• [TASK ITEM]: When you repeat the entries below, please keep them exact and leave out the pictures.

• [DATA EXCERPTS]:
= = =

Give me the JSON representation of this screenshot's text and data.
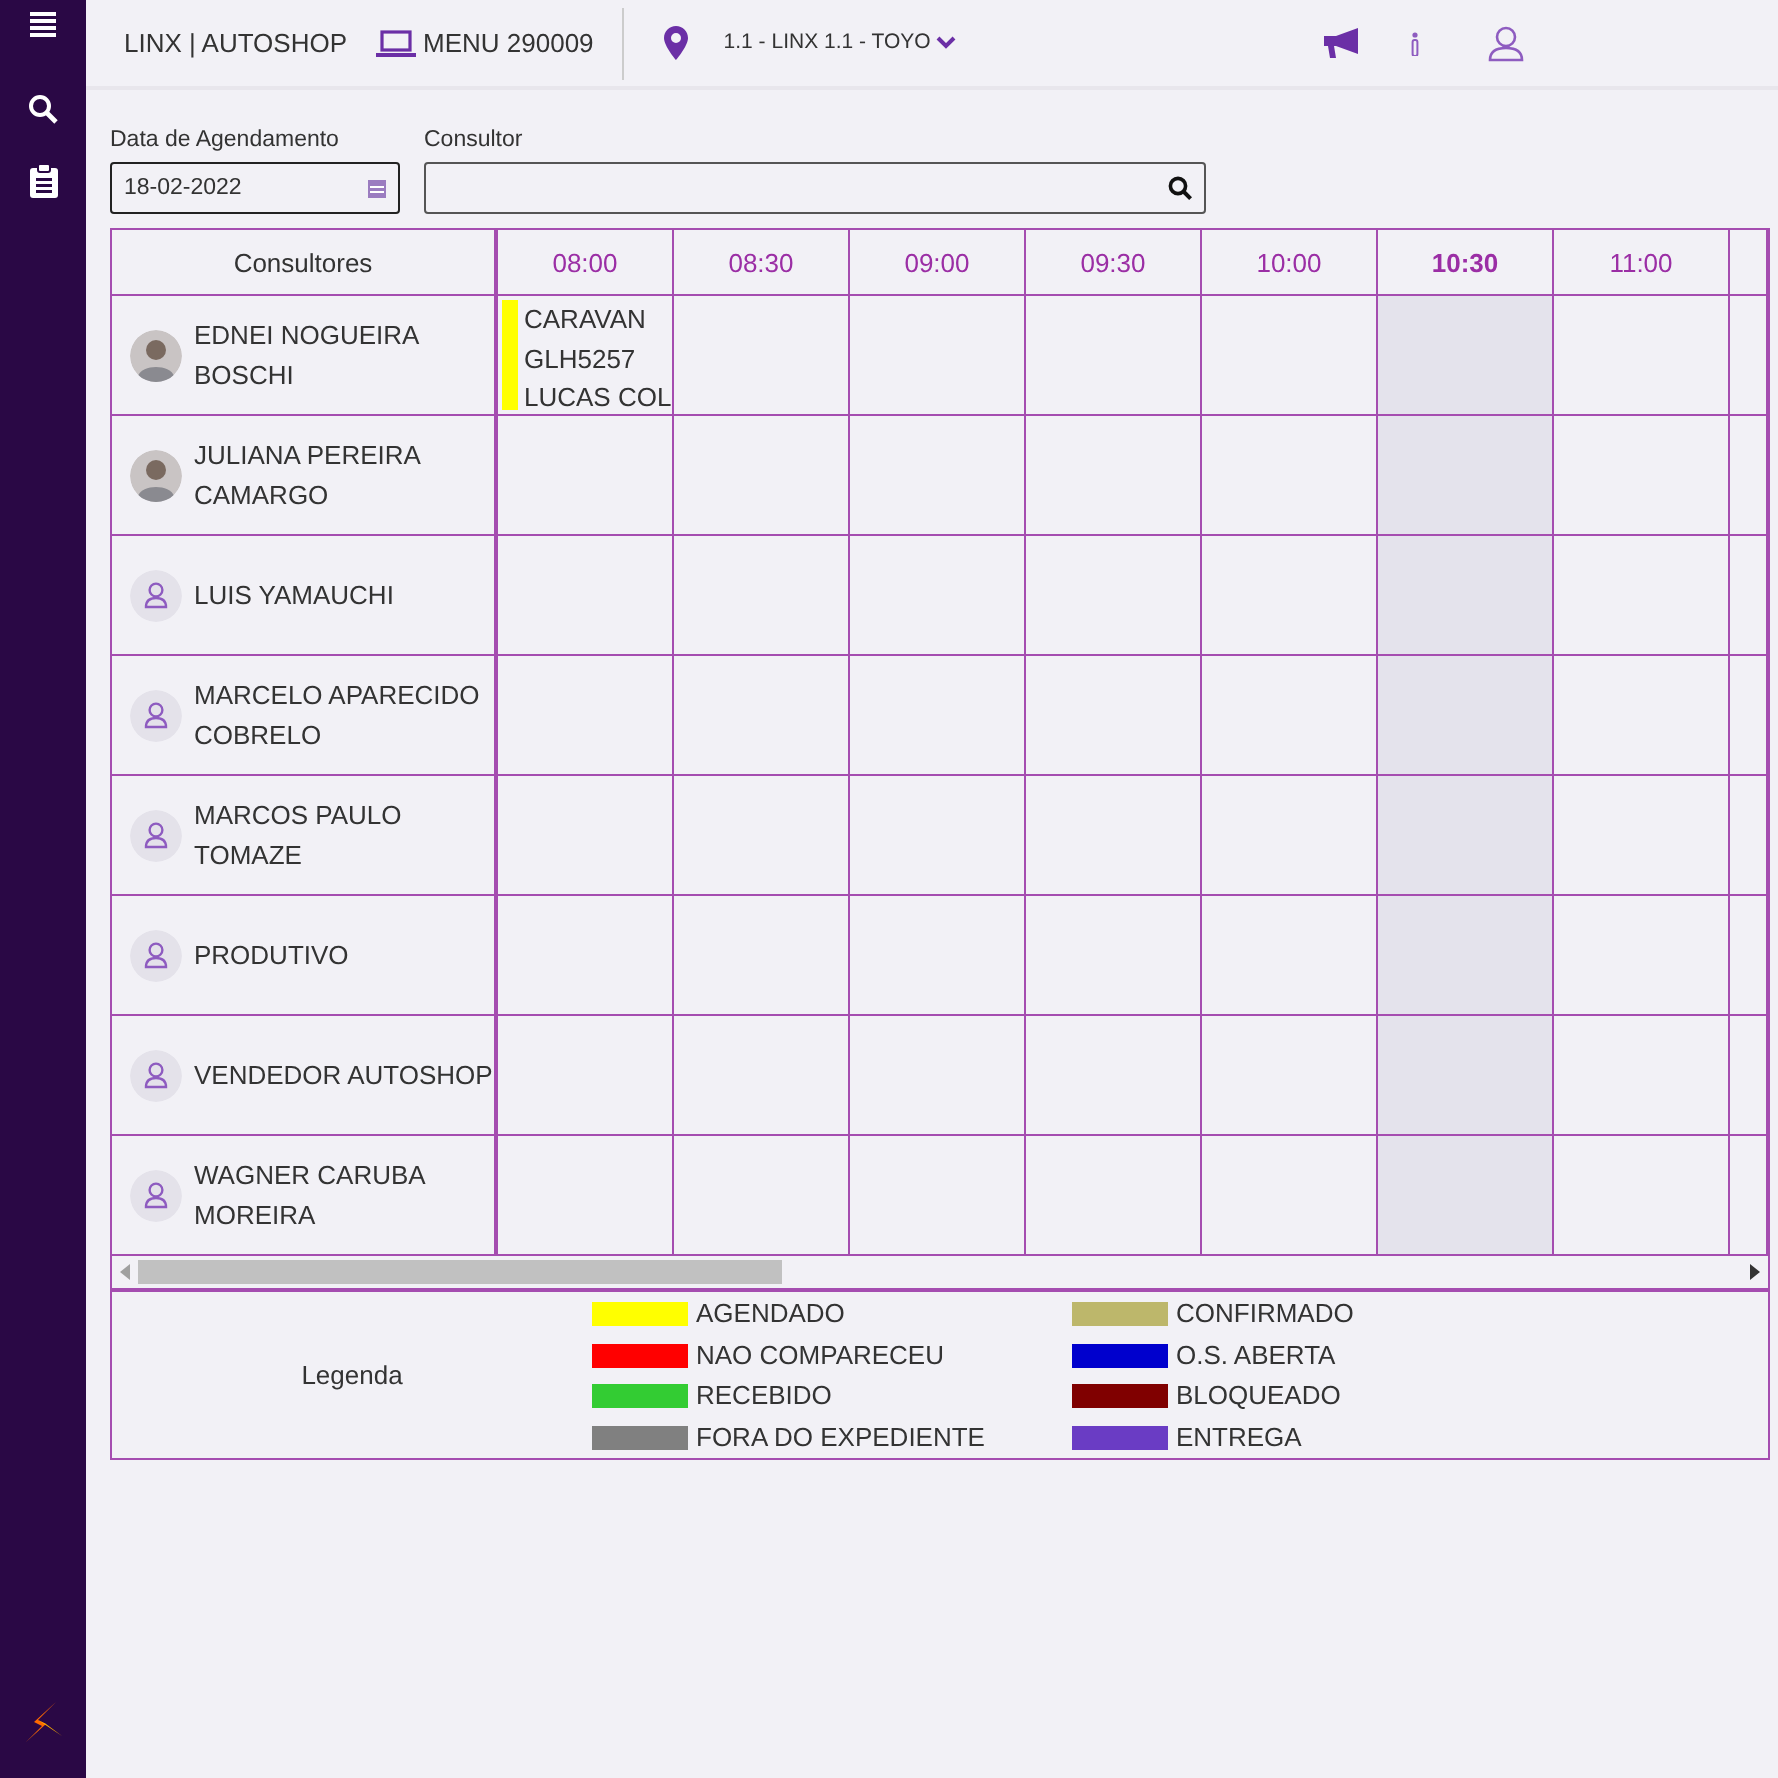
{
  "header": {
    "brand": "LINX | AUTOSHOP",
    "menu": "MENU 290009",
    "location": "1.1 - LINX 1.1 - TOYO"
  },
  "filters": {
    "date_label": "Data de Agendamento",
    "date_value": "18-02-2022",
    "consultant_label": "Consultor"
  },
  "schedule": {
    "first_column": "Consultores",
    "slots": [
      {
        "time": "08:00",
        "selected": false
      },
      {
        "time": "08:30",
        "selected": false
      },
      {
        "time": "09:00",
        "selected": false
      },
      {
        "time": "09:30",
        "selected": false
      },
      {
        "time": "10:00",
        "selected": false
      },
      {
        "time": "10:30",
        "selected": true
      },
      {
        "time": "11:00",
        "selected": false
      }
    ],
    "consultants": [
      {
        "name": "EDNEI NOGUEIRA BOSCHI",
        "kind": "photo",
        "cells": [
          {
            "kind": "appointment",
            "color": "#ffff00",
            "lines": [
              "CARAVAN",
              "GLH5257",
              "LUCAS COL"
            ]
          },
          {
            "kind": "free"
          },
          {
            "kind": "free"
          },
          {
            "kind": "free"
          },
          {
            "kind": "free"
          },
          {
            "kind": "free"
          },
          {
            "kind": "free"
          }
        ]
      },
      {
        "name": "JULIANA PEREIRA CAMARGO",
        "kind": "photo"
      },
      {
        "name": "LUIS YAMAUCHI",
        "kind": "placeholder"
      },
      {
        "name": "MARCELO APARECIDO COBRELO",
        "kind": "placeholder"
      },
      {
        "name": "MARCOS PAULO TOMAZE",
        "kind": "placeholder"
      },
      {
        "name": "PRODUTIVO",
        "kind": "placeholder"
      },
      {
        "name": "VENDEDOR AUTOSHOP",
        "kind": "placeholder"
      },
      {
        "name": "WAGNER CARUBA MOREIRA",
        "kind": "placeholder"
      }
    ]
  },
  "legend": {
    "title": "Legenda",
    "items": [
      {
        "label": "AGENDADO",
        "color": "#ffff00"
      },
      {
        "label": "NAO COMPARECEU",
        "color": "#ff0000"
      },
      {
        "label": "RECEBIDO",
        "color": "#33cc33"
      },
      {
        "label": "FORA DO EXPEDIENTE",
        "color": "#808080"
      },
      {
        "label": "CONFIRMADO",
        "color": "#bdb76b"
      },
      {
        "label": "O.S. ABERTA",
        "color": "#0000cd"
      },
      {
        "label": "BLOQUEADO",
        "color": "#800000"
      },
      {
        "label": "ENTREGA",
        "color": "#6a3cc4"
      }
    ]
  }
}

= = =

• [EXERCISE OUTPUT]:
Give me the JSON representation of this screenshot's text and data.
{
  "header": {
    "brand": "LINX | AUTOSHOP",
    "menu": "MENU 290009",
    "location": "1.1 - LINX 1.1 - TOYO"
  },
  "filters": {
    "date_label": "Data de Agendamento",
    "date_value": "18-02-2022",
    "consultant_label": "Consultor"
  },
  "schedule": {
    "first_column": "Consultores",
    "slots": [
      {
        "time": "08:00",
        "selected": false
      },
      {
        "time": "08:30",
        "selected": false
      },
      {
        "time": "09:00",
        "selected": false
      },
      {
        "time": "09:30",
        "selected": false
      },
      {
        "time": "10:00",
        "selected": false
      },
      {
        "time": "10:30",
        "selected": true
      },
      {
        "time": "11:00",
        "selected": false
      }
    ],
    "consultants": [
      {
        "name": "EDNEI NOGUEIRA BOSCHI",
        "kind": "photo",
        "cells": [
          {
            "kind": "appointment",
            "color": "#ffff00",
            "lines": [
              "CARAVAN",
              "GLH5257",
              "LUCAS COL"
            ]
          },
          {
            "kind": "free"
          },
          {
            "kind": "free"
          },
          {
            "kind": "free"
          },
          {
            "kind": "free"
          },
          {
            "kind": "free"
          },
          {
            "kind": "free"
          }
        ]
      },
      {
        "name": "JULIANA PEREIRA CAMARGO",
        "kind": "photo"
      },
      {
        "name": "LUIS YAMAUCHI",
        "kind": "placeholder"
      },
      {
        "name": "MARCELO APARECIDO COBRELO",
        "kind": "placeholder"
      },
      {
        "name": "MARCOS PAULO TOMAZE",
        "kind": "placeholder"
      },
      {
        "name": "PRODUTIVO",
        "kind": "placeholder"
      },
      {
        "name": "VENDEDOR AUTOSHOP",
        "kind": "placeholder"
      },
      {
        "name": "WAGNER CARUBA MOREIRA",
        "kind": "placeholder"
      }
    ]
  },
  "legend": {
    "title": "Legenda",
    "items": [
      {
        "label": "AGENDADO",
        "color": "#ffff00"
      },
      {
        "label": "NAO COMPARECEU",
        "color": "#ff0000"
      },
      {
        "label": "RECEBIDO",
        "color": "#33cc33"
      },
      {
        "label": "FORA DO EXPEDIENTE",
        "color": "#808080"
      },
      {
        "label": "CONFIRMADO",
        "color": "#bdb76b"
      },
      {
        "label": "O.S. ABERTA",
        "color": "#0000cd"
      },
      {
        "label": "BLOQUEADO",
        "color": "#800000"
      },
      {
        "label": "ENTREGA",
        "color": "#6a3cc4"
      }
    ]
  }
}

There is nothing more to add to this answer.